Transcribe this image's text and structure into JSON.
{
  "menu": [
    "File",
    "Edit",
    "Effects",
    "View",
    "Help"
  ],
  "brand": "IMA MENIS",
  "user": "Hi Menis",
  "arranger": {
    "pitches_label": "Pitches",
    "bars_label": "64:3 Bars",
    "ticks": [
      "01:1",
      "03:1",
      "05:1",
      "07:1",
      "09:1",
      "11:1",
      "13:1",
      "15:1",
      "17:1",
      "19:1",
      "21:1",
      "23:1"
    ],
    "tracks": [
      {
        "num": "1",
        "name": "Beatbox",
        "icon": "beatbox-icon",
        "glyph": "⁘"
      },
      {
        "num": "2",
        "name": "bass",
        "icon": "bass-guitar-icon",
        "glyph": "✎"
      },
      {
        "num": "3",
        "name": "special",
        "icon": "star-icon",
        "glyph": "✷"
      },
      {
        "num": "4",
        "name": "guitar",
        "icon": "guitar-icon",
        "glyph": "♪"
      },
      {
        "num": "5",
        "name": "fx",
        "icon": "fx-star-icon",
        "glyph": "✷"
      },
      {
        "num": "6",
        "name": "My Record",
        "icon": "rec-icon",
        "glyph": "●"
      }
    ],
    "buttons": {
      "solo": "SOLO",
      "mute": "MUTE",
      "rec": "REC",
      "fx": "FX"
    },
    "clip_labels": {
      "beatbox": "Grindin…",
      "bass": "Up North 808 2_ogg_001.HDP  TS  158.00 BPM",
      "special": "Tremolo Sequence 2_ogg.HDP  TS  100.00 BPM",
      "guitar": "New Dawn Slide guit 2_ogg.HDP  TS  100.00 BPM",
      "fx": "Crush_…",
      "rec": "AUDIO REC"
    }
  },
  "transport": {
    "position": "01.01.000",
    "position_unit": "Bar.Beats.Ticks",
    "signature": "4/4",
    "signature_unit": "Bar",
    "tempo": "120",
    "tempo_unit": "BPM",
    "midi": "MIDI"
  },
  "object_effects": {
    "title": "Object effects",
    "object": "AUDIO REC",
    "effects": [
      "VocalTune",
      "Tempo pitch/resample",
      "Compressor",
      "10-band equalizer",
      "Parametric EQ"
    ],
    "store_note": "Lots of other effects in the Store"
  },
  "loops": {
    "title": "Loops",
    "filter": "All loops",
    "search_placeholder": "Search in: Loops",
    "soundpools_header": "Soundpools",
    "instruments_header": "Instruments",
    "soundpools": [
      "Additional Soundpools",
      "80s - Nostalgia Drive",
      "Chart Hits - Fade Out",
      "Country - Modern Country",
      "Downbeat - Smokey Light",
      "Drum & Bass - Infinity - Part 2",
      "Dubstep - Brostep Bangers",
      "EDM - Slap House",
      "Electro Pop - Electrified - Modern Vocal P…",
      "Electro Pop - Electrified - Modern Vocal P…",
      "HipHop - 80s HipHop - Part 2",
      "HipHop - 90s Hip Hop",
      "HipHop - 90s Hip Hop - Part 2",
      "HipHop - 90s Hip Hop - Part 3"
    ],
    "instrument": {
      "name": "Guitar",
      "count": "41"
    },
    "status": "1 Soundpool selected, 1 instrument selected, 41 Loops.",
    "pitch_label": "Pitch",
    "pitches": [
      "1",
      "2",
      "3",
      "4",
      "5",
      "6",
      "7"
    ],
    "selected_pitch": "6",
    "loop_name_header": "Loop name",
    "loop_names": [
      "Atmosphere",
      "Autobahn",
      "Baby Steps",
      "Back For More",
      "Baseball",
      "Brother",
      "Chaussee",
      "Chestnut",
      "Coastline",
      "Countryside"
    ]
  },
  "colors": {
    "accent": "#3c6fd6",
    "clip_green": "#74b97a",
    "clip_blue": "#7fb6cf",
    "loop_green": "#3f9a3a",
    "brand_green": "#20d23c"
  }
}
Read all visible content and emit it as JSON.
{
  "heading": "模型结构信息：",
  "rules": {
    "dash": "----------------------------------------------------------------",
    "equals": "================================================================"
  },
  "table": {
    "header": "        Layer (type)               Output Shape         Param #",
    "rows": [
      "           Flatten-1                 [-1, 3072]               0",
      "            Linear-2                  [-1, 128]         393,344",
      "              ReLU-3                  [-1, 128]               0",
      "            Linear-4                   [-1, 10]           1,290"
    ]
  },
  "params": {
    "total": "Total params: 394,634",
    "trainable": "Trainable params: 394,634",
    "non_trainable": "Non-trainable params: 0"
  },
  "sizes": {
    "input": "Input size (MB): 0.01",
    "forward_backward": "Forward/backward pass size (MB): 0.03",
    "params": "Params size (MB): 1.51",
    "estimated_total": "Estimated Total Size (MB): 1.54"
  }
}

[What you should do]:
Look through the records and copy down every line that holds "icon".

[Task response]:
        "icon": "beatbox-icon",
        "icon": "bass-guitar-icon",
        "icon": "star-icon",
        "icon": "guitar-icon",
        "icon": "fx-star-icon",
        "icon": "rec-icon",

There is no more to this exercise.